As stated in last week’s post, while a fixed index annuity has several unique conservative and desirable investment features, assuming your goal is to create a lifetime retirement paycheck, you need to apply for an optional income rider when your retirement income planner submits your application. As pointed out last week, income riders are currently available with less than 40% of all fixed index annuities.
What exactly do you receive when you purchase an income rider with your fixed index annuity? How does it work? How can it be used as part of a retirement income planning strategy to create a lifetime retirement paycheck?
Before we talk about what you receive when you purchase an income rider with a fixed index annuity, it’s important to understand what you don’t receive. The remainder of this post will begin a two-part discussion devoted to this topic.
In order to understand what you don’t receive when you purchase an income rider with your fixed index annuity, we need to place it in the context of fixed income annuities. A fixed income annuity is the broad class of annuities under which fixed index annuities fall.
One of the unique features that’s associated with a fixed income annuity is the right to annuitize your investment. Per the Glossary, annuitization is defined as the irrevocable structured payout of an annuity with a specified payment beginning at a specified date, paid at specified intervals over a stated period of months or years or for the duration of the annuitant’s and potentially his/her spouse’s and/or other individuals’ lifetime(s) depending upon the payout option selected. That’s a roundabout way of saying that you’re entitled to receive an income stream for a specified length of time.
In addition, when you purchase a fixed income annuity, the timing of commencement of payments can be different, depending upon whether you purchase an immediate or deferred fixed income annuity. With an immediate annuity, payments begin one month after date of purchase. Deferred annuities generally won’t begin making payments for at least 12 months from date of purchase.
Finally, with fixed income annuities, when the income stream as defined by the terms of the annuity contract ends, so does the annuity contract. Unless there’s a refund feature, there’s no accumulation value that’s payable to the annuitant(s) or to his/her beneficiaries.

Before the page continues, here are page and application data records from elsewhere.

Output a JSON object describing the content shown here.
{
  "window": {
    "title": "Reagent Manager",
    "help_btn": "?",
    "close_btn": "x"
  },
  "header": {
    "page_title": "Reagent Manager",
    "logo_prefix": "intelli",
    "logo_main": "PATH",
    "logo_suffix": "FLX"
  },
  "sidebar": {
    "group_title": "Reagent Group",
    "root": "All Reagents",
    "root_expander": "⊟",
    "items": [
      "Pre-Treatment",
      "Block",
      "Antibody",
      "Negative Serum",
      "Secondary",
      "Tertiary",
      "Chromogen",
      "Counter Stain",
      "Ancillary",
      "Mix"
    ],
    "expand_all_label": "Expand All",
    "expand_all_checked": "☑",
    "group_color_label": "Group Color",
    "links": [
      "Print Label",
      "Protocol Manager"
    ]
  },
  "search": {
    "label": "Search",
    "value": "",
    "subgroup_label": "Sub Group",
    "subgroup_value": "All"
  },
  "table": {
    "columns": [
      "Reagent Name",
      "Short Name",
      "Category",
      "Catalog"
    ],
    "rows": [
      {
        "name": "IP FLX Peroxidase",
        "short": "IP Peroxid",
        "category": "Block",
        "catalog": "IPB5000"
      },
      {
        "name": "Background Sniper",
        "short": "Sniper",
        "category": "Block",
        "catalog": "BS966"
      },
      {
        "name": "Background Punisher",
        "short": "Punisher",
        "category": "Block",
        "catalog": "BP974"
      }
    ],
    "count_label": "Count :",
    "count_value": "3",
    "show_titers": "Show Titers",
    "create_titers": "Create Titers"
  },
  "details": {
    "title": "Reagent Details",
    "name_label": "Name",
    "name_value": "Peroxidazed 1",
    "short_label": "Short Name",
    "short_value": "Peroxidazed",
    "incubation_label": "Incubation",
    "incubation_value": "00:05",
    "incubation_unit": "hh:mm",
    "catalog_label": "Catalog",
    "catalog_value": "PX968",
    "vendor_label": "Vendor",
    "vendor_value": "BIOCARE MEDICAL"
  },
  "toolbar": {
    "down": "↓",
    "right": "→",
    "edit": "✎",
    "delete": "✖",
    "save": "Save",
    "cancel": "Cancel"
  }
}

Now that you have a basic understanding of fixed income annuities, I will continue the discussion regarding what you don’t receive when you purchase an income rider with a fixed index annuity next week when I share with you the unique characteristics of fixed index annuity income riders compared to fixed income annuities in Part 2.